====== MATERIAL FOR THIS TASK ======

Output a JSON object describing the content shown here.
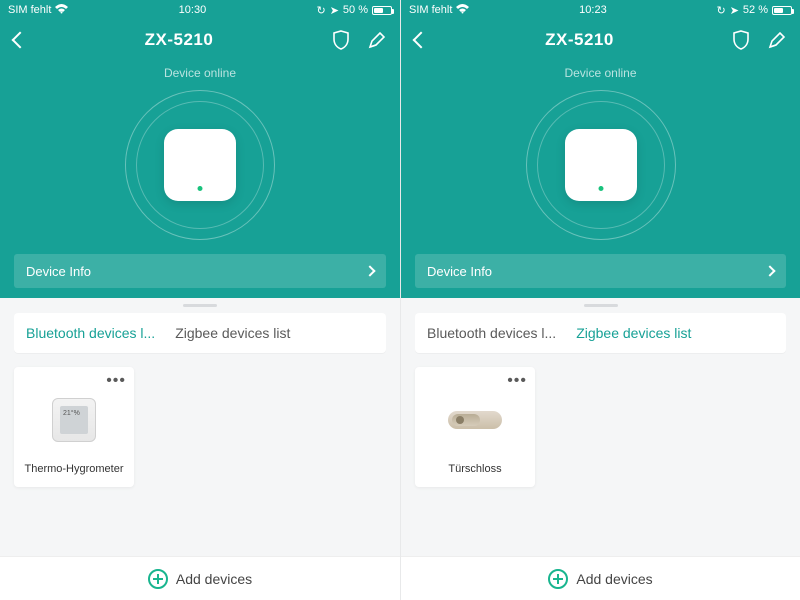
{
  "colors": {
    "accent": "#17a196",
    "accent2": "#19b58f"
  },
  "screens": [
    {
      "statusbar": {
        "carrier": "SIM fehlt",
        "time": "10:30",
        "battery_pct": "50 %",
        "battery_fill_css_width": "50%"
      },
      "header": {
        "title": "ZX-5210"
      },
      "hero": {
        "status": "Device online"
      },
      "device_info": {
        "label": "Device Info"
      },
      "tabs": [
        {
          "label": "Bluetooth devices l...",
          "active": true
        },
        {
          "label": "Zigbee devices list",
          "active": false
        }
      ],
      "card": {
        "name": "Thermo-Hygrometer",
        "kind": "thermo"
      },
      "add_label": "Add devices"
    },
    {
      "statusbar": {
        "carrier": "SIM fehlt",
        "time": "10:23",
        "battery_pct": "52 %",
        "battery_fill_css_width": "52%"
      },
      "header": {
        "title": "ZX-5210"
      },
      "hero": {
        "status": "Device online"
      },
      "device_info": {
        "label": "Device Info"
      },
      "tabs": [
        {
          "label": "Bluetooth devices l...",
          "active": false
        },
        {
          "label": "Zigbee devices list",
          "active": true
        }
      ],
      "card": {
        "name": "Türschloss",
        "kind": "lock"
      },
      "add_label": "Add devices"
    }
  ]
}
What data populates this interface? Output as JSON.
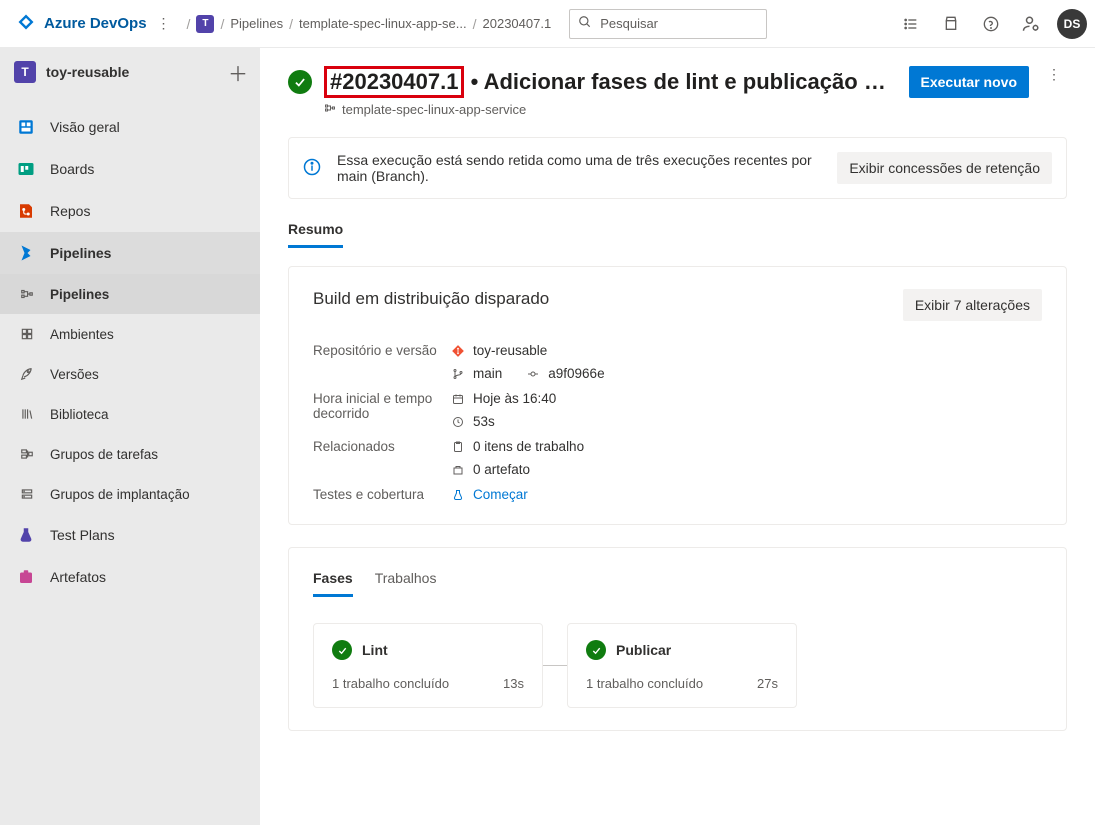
{
  "brand": "Azure DevOps",
  "breadcrumbs": {
    "project_initial": "T",
    "item1": "Pipelines",
    "item2": "template-spec-linux-app-se...",
    "item3": "20230407.1"
  },
  "search": {
    "placeholder": "Pesquisar"
  },
  "avatar": "DS",
  "sidebar": {
    "project_initial": "T",
    "project_name": "toy-reusable",
    "items": [
      {
        "label": "Visão geral"
      },
      {
        "label": "Boards"
      },
      {
        "label": "Repos"
      },
      {
        "label": "Pipelines"
      },
      {
        "label": "Test Plans"
      },
      {
        "label": "Artefatos"
      }
    ],
    "sub_items": [
      {
        "label": "Pipelines"
      },
      {
        "label": "Ambientes"
      },
      {
        "label": "Versões"
      },
      {
        "label": "Biblioteca"
      },
      {
        "label": "Grupos de tarefas"
      },
      {
        "label": "Grupos de implantação"
      }
    ]
  },
  "run": {
    "id": "#20230407.1",
    "title_rest": " • Adicionar fases de lint e publicação ao Serviço de...",
    "pipeline": "template-spec-linux-app-service",
    "run_again": "Executar novo"
  },
  "banner": {
    "text": "Essa execução está sendo retida como uma de três execuções recentes por main (Branch).",
    "button": "Exibir concessões de retenção"
  },
  "tabs": {
    "summary": "Resumo"
  },
  "summary_card": {
    "heading": "Build em distribuição disparado",
    "changes_btn": "Exibir 7 alterações",
    "labels": {
      "repo": "Repositório e versão",
      "time": "Hora inicial e tempo decorrido",
      "related": "Relacionados",
      "tests": "Testes e cobertura"
    },
    "values": {
      "repo_name": "toy-reusable",
      "branch": "main",
      "commit": "a9f0966e",
      "started": "Hoje às 16:40",
      "elapsed": "53s",
      "work_items": "0 itens de trabalho",
      "artifacts": "0 artefato",
      "start_link": "Começar"
    }
  },
  "stages_tabs": {
    "phases": "Fases",
    "jobs": "Trabalhos"
  },
  "stages": [
    {
      "name": "Lint",
      "status_text": "1 trabalho concluído",
      "duration": "13s"
    },
    {
      "name": "Publicar",
      "status_text": "1 trabalho concluído",
      "duration": "27s"
    }
  ]
}
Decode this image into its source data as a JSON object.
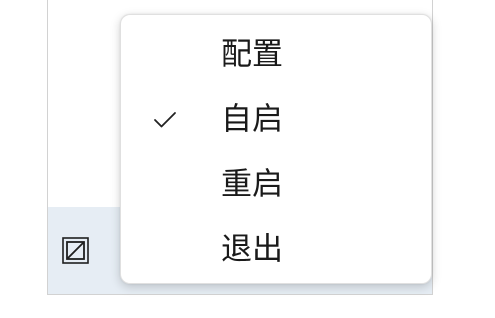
{
  "menu": {
    "items": [
      {
        "label": "配置",
        "checked": false
      },
      {
        "label": "自启",
        "checked": true
      },
      {
        "label": "重启",
        "checked": false
      },
      {
        "label": "退出",
        "checked": false
      }
    ]
  },
  "icons": {
    "checkmark": "check-icon",
    "tray": "tray-app-icon"
  },
  "colors": {
    "menu_background": "#ffffff",
    "taskbar_background": "#e6edf4",
    "text": "#1a1a1a"
  }
}
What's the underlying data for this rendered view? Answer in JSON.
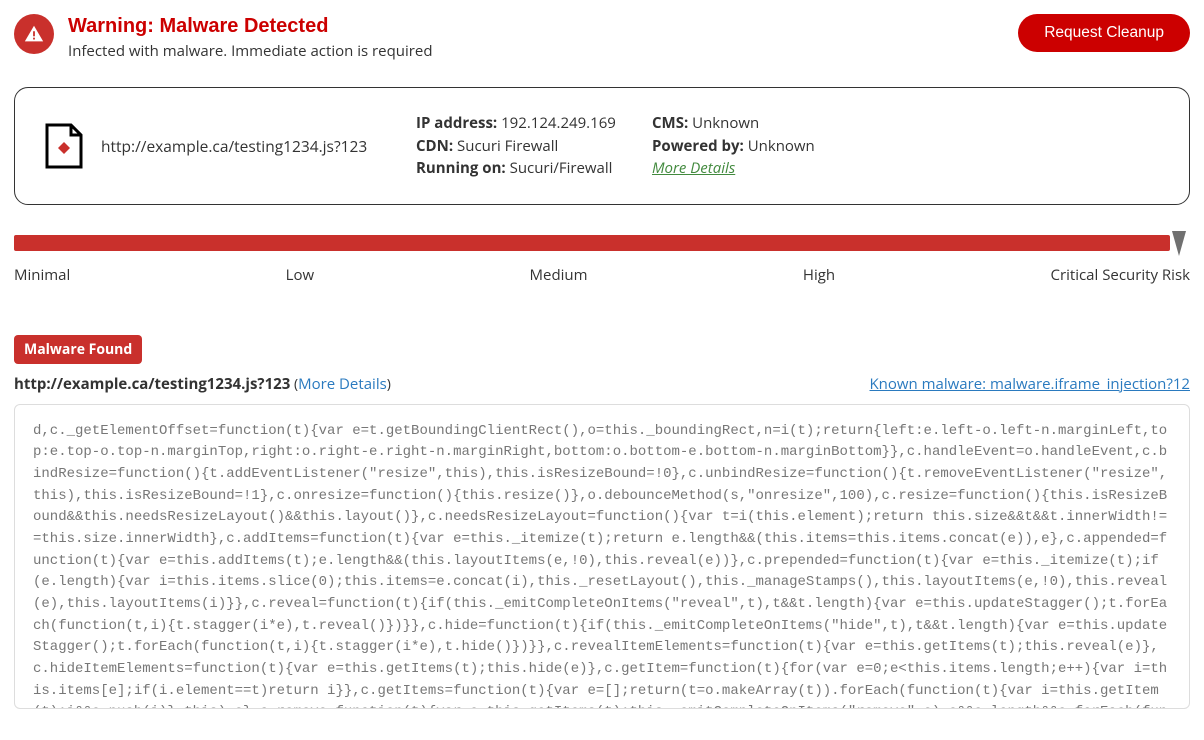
{
  "header": {
    "title": "Warning: Malware Detected",
    "subtitle": "Infected with malware. Immediate action is required",
    "request_button_label": "Request Cleanup"
  },
  "site_info": {
    "url": "http://example.ca/testing1234.js?123",
    "ip_label": "IP address:",
    "ip_value": "192.124.249.169",
    "cdn_label": "CDN:",
    "cdn_value": "Sucuri Firewall",
    "running_on_label": "Running on:",
    "running_on_value": "Sucuri/Firewall",
    "cms_label": "CMS:",
    "cms_value": "Unknown",
    "powered_by_label": "Powered by:",
    "powered_by_value": "Unknown",
    "more_details_label": "More Details"
  },
  "risk": {
    "labels": [
      "Minimal",
      "Low",
      "Medium",
      "High",
      "Critical Security Risk"
    ]
  },
  "finding": {
    "badge": "Malware Found",
    "url": "http://example.ca/testing1234.js?123",
    "more_details_text": "More Details",
    "known_malware_text": "Known malware: malware.iframe_injection?12",
    "code_sample": "d,c._getElementOffset=function(t){var e=t.getBoundingClientRect(),o=this._boundingRect,n=i(t);return{left:e.left-o.left-n.marginLeft,top:e.top-o.top-n.marginTop,right:o.right-e.right-n.marginRight,bottom:o.bottom-e.bottom-n.marginBottom}},c.handleEvent=o.handleEvent,c.bindResize=function(){t.addEventListener(\"resize\",this),this.isResizeBound=!0},c.unbindResize=function(){t.removeEventListener(\"resize\",this),this.isResizeBound=!1},c.onresize=function(){this.resize()},o.debounceMethod(s,\"onresize\",100),c.resize=function(){this.isResizeBound&&this.needsResizeLayout()&&this.layout()},c.needsResizeLayout=function(){var t=i(this.element);return this.size&&t&&t.innerWidth!==this.size.innerWidth},c.addItems=function(t){var e=this._itemize(t);return e.length&&(this.items=this.items.concat(e)),e},c.appended=function(t){var e=this.addItems(t);e.length&&(this.layoutItems(e,!0),this.reveal(e))},c.prepended=function(t){var e=this._itemize(t);if(e.length){var i=this.items.slice(0);this.items=e.concat(i),this._resetLayout(),this._manageStamps(),this.layoutItems(e,!0),this.reveal(e),this.layoutItems(i)}},c.reveal=function(t){if(this._emitCompleteOnItems(\"reveal\",t),t&&t.length){var e=this.updateStagger();t.forEach(function(t,i){t.stagger(i*e),t.reveal()})}},c.hide=function(t){if(this._emitCompleteOnItems(\"hide\",t),t&&t.length){var e=this.updateStagger();t.forEach(function(t,i){t.stagger(i*e),t.hide()})}},c.revealItemElements=function(t){var e=this.getItems(t);this.reveal(e)},c.hideItemElements=function(t){var e=this.getItems(t);this.hide(e)},c.getItem=function(t){for(var e=0;e<this.items.length;e++){var i=this.items[e];if(i.element==t)return i}},c.getItems=function(t){var e=[];return(t=o.makeArray(t)).forEach(function(t){var i=this.getItem(t);i&&e.push(i)},this),e},c.remove=function(t){var e=this.getItems(t);this._emitCompleteOnItems(\"remove\",e),e&&e.length&&e.forEach(function(t){t.remove(),o.removeFrom(this.items,t)},this)},c.destroy=function(){var t=this.element.styl"
  }
}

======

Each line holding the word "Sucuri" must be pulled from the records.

### YOUR RESPONSE
    "cdn_value": "Sucuri Firewall",
    "running_on_value": "Sucuri/Firewall",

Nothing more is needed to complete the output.